For medical teams it is often difficult to take patients’ wishes into consideration and to support patients’ family members. To gain insight into these processes, this study will bring together and test the instruments of advanced care planning and decision aids.

Lay summary
In the last 20 years, it has been shown that it is ethically and legally important to make pa-tients’ living wills and advance directives more legally binding. The forthcoming new "adult protection law" will support this. However, this will not guarantee that treatments at the end of life will be adapted to the patients’ wishes or that decision-making will be easier for patients, their families and the medical team.

This study aims to work with national and international partners to develop best practice in planning for the end of life. For Switzerland this means first testing a programme for acute hospitals. As one part of the programme, physicians will receive further training in this area. For another, and similar to successful programmes in other countries, also other qualified health care staff (nurses, social workers, pastors) will be certified hold conversations and provide information. The programme will be tested by means of an intervention study. Partic-ipants will be competent patients that have a life expectancy of a few weeks or months and their closest relatives.

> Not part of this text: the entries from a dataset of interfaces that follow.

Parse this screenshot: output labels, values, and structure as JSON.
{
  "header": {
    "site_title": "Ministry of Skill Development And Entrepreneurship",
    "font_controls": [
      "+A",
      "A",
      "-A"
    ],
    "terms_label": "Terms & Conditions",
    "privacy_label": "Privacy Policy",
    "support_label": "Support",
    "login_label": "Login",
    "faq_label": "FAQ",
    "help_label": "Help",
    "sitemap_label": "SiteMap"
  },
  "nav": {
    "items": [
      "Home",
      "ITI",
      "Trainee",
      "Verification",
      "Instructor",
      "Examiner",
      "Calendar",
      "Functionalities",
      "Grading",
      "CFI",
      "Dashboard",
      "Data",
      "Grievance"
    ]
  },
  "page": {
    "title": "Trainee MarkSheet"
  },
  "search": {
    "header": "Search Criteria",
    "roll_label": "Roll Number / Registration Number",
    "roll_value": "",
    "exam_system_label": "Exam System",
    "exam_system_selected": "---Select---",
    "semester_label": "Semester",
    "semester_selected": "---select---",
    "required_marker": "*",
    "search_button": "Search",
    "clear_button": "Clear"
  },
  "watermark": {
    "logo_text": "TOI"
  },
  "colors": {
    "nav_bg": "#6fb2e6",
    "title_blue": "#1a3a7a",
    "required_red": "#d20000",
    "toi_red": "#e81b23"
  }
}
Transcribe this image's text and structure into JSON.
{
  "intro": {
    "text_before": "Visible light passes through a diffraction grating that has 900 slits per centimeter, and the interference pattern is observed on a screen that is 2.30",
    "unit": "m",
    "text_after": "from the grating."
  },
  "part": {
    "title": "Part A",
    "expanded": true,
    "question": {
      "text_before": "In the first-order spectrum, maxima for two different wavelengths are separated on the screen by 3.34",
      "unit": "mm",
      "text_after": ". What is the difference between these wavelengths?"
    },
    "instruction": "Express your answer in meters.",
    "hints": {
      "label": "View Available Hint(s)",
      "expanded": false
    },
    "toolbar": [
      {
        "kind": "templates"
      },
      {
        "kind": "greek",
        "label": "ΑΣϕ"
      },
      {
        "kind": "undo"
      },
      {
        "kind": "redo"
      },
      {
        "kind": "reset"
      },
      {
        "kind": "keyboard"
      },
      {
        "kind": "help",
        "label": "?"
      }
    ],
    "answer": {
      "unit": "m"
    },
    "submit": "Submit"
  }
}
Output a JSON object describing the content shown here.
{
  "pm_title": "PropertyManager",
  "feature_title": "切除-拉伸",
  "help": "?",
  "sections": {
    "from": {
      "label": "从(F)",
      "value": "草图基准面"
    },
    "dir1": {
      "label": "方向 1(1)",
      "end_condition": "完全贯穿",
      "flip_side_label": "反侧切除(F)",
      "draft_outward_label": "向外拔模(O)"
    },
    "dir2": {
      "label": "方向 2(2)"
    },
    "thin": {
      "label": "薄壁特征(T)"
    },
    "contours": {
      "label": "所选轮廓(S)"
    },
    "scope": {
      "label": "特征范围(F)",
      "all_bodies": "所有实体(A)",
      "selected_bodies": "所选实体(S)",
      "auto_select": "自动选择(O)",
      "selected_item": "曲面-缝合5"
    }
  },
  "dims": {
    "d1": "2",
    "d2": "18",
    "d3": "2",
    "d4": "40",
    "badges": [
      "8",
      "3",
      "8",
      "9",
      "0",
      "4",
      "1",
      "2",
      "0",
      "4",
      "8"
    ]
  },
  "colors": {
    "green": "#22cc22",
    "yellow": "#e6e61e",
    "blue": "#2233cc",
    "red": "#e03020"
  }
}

Previous studies have shown that programmes with structured informational conversations by trained medical teams lead to an increase in the number of living wills and advance directives; decision uncertainty decreases, and patients’ wishes are followed more frequently. In addition, after the patient’s death, family members appear to be significantly less traumatised and depressed. With these programmes, there is also a drop in the number of invasive medical procedures and in the costs at the end of life, with no negative effect on mortality. The research team hopes that, by means of the further education programme and associated documentation as well as the sharing of information between hospital, rescue services and primary care physicians, practices can be significantly improved.